Interface dataset entries:
┌──

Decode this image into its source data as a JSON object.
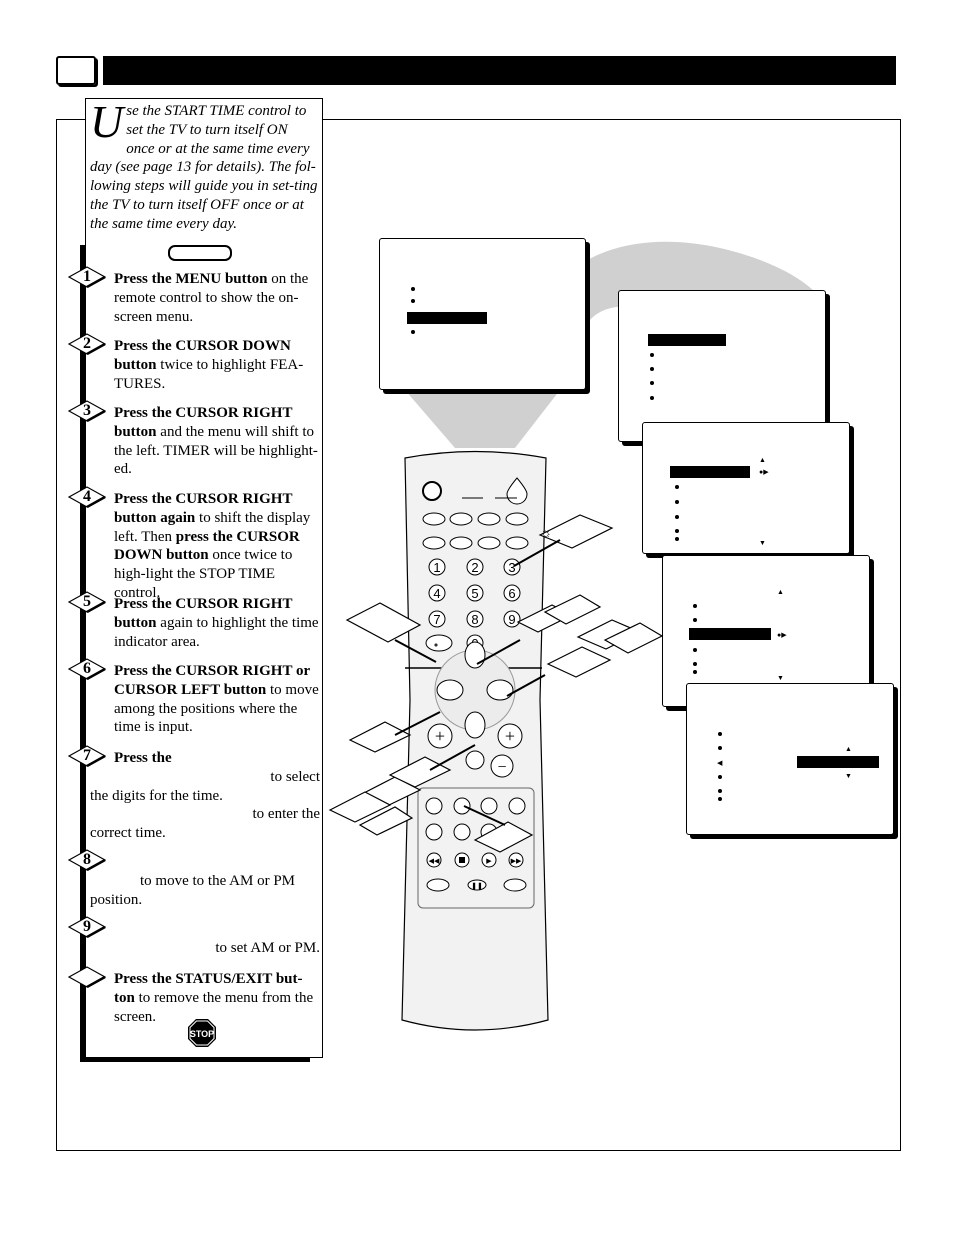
{
  "header": {
    "page_number": ""
  },
  "intro": {
    "dropcap": "U",
    "text": "se the START TIME control to set the TV to turn itself ON once or at the same time every day (see page 13  for details).  The fol-lowing steps will guide you in set-ting the TV to turn itself OFF once or at the same time every day."
  },
  "steps": [
    {
      "num": "1",
      "lines": [
        {
          "align": "left",
          "segs": [
            {
              "b": true,
              "t": "Press the MENU button"
            },
            {
              "b": false,
              "t": " on the remote control to show the on-screen menu."
            }
          ]
        }
      ]
    },
    {
      "num": "2",
      "lines": [
        {
          "align": "left",
          "segs": [
            {
              "b": true,
              "t": "Press the CURSOR DOWN button"
            },
            {
              "b": false,
              "t": " twice to highlight FEA-TURES."
            }
          ]
        }
      ]
    },
    {
      "num": "3",
      "lines": [
        {
          "align": "left",
          "segs": [
            {
              "b": true,
              "t": "Press the CURSOR RIGHT button"
            },
            {
              "b": false,
              "t": " and the menu will shift to the left. TIMER will be highlight-ed."
            }
          ]
        }
      ]
    },
    {
      "num": "4",
      "lines": [
        {
          "align": "left",
          "segs": [
            {
              "b": true,
              "t": "Press the CURSOR RIGHT button again"
            },
            {
              "b": false,
              "t": " to shift the display left. Then "
            },
            {
              "b": true,
              "t": "press the CURSOR DOWN button"
            },
            {
              "b": false,
              "t": " once twice to high-light the STOP TIME control."
            }
          ]
        }
      ]
    },
    {
      "num": "5",
      "lines": [
        {
          "align": "left",
          "segs": [
            {
              "b": true,
              "t": "Press the CURSOR RIGHT button"
            },
            {
              "b": false,
              "t": " again to highlight the time indicator area."
            }
          ]
        }
      ]
    },
    {
      "num": "6",
      "lines": [
        {
          "align": "left",
          "segs": [
            {
              "b": true,
              "t": "Press the CURSOR RIGHT or CURSOR LEFT button"
            },
            {
              "b": false,
              "t": " to move among the positions where the time is input."
            }
          ]
        }
      ]
    },
    {
      "num": "7",
      "lines": [
        {
          "align": "first",
          "segs": [
            {
              "b": true,
              "t": "Press the"
            }
          ]
        },
        {
          "align": "right",
          "segs": [
            {
              "b": false,
              "t": "to select"
            }
          ]
        },
        {
          "align": "left",
          "segs": [
            {
              "b": false,
              "t": "the digits for the time."
            }
          ]
        },
        {
          "align": "right",
          "segs": [
            {
              "b": false,
              "t": "to enter the"
            }
          ]
        },
        {
          "align": "left",
          "segs": [
            {
              "b": false,
              "t": "correct time."
            }
          ]
        }
      ]
    },
    {
      "num": "8",
      "lines": [
        {
          "align": "first",
          "segs": [
            {
              "b": false,
              "t": " "
            }
          ]
        },
        {
          "align": "pad",
          "segs": [
            {
              "b": false,
              "t": "to move to the AM or PM"
            }
          ]
        },
        {
          "align": "left",
          "segs": [
            {
              "b": false,
              "t": "position."
            }
          ]
        }
      ]
    },
    {
      "num": "9",
      "lines": [
        {
          "align": "first",
          "segs": [
            {
              "b": false,
              "t": " "
            }
          ]
        },
        {
          "align": "right",
          "segs": [
            {
              "b": false,
              "t": "to set AM or PM."
            }
          ]
        }
      ]
    },
    {
      "num": "",
      "lines": [
        {
          "align": "left",
          "segs": [
            {
              "b": true,
              "t": "Press the STATUS/EXIT but-ton"
            },
            {
              "b": false,
              "t": " to remove the menu from the screen."
            }
          ]
        }
      ]
    }
  ],
  "stop_sign": {
    "text": "STOP",
    "color": "#000000"
  },
  "remote": {
    "digits": [
      "1",
      "2",
      "3",
      "4",
      "5",
      "6",
      "7",
      "8",
      "9",
      "0"
    ],
    "plus": "+",
    "minus": "−"
  },
  "colors": {
    "beam": "#d0d0d0",
    "remote_body": "#f2f2f2",
    "ink": "#000000"
  }
}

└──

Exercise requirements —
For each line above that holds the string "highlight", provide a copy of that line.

Solution —
              "t": " twice to highlight FEA-TURES."
              "t": " and the menu will shift to the left. TIMER will be highlight-ed."
              "t": " again to highlight the time indicator area."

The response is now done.